BEGIN RECORDS FOR THE TASK
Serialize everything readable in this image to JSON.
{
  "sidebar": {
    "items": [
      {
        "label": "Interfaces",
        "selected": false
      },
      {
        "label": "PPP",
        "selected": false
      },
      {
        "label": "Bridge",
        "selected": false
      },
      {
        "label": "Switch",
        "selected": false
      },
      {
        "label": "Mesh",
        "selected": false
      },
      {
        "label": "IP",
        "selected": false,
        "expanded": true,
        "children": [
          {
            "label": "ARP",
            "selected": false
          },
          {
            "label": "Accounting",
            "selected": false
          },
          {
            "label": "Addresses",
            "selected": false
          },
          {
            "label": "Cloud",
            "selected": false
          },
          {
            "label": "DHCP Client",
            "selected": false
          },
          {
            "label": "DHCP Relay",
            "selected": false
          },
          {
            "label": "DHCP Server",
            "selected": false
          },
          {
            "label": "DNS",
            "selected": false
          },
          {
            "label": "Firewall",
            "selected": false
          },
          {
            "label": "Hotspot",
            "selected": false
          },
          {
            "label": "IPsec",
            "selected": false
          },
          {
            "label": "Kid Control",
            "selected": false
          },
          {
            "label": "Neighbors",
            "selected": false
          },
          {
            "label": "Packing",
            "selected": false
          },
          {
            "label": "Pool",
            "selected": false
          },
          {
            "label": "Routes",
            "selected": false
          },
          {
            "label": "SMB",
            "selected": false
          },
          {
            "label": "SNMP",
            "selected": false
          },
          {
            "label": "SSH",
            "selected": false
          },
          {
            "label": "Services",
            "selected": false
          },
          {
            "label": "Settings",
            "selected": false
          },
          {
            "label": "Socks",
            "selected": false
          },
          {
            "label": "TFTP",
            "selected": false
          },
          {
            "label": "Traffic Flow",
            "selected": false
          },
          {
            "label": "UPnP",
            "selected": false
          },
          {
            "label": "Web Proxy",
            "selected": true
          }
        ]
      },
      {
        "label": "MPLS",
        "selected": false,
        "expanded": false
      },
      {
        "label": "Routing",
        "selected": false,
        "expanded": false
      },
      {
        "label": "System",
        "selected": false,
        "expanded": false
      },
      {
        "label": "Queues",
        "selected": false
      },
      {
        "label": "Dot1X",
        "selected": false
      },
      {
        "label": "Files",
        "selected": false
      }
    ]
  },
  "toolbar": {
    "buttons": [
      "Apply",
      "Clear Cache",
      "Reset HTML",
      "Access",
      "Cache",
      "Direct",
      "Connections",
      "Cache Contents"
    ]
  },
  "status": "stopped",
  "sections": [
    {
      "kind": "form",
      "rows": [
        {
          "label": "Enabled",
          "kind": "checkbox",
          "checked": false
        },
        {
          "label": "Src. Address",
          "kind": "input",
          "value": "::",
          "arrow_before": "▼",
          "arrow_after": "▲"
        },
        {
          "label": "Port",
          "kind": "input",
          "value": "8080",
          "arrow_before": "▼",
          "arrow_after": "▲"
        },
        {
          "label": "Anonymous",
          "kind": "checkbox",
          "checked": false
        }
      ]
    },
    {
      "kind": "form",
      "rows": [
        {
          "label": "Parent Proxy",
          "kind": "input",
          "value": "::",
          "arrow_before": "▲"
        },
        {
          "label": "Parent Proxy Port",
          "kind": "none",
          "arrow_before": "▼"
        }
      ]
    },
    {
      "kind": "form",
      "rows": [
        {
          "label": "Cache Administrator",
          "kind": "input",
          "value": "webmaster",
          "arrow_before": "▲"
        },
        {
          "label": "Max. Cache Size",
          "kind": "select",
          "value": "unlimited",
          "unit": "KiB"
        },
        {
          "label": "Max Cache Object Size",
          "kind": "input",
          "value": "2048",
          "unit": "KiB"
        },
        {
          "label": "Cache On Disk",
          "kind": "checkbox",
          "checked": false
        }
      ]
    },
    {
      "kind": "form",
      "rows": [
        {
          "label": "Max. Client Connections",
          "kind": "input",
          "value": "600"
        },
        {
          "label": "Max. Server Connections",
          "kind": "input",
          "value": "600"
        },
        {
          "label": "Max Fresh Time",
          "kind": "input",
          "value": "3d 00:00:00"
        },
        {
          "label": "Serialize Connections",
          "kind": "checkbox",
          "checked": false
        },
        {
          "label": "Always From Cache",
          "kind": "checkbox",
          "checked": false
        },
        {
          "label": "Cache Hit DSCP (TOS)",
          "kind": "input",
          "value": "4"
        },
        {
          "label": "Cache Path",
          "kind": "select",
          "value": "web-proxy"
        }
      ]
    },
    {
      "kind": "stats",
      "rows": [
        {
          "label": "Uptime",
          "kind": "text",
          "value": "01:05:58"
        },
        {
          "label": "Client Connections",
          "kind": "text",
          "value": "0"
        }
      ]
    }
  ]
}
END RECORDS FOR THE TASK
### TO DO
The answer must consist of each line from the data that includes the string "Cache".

### EXERCISE OUTPUT
      "Clear Cache",
      "Cache",
      "Cache Contents"
          "label": "Cache Administrator",
          "label": "Max. Cache Size",
          "label": "Max Cache Object Size",
          "label": "Cache On Disk",
          "label": "Always From Cache",
          "label": "Cache Hit DSCP (TOS)",
          "label": "Cache Path",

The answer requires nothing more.